** Opening RECORDS block **
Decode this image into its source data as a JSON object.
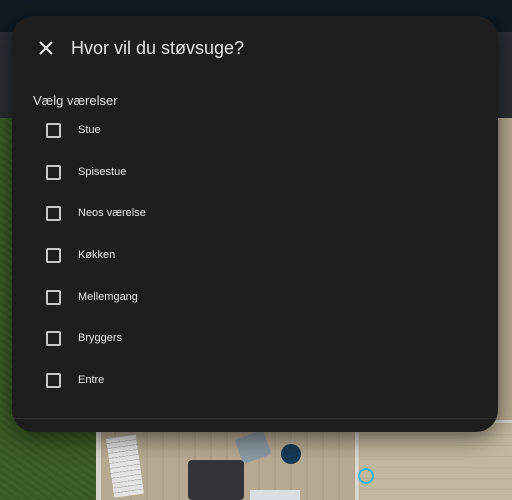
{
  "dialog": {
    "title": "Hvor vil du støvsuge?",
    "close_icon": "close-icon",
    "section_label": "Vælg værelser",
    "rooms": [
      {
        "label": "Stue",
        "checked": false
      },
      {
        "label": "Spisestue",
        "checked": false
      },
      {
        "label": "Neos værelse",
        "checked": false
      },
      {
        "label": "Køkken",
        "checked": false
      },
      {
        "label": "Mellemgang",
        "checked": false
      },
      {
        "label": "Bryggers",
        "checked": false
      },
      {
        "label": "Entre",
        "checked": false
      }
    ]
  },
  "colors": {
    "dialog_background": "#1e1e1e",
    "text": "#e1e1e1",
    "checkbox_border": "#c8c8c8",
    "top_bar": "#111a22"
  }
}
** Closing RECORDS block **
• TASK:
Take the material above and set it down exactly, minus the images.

• RESPONSE FOR THIS EXERCISE:
Decode this image into its source data as a JSON object.
{
  "dialog": {
    "title": "Hvor vil du støvsuge?",
    "close_icon": "close-icon",
    "section_label": "Vælg værelser",
    "rooms": [
      {
        "label": "Stue",
        "checked": false
      },
      {
        "label": "Spisestue",
        "checked": false
      },
      {
        "label": "Neos værelse",
        "checked": false
      },
      {
        "label": "Køkken",
        "checked": false
      },
      {
        "label": "Mellemgang",
        "checked": false
      },
      {
        "label": "Bryggers",
        "checked": false
      },
      {
        "label": "Entre",
        "checked": false
      }
    ]
  },
  "colors": {
    "dialog_background": "#1e1e1e",
    "text": "#e1e1e1",
    "checkbox_border": "#c8c8c8",
    "top_bar": "#111a22"
  }
}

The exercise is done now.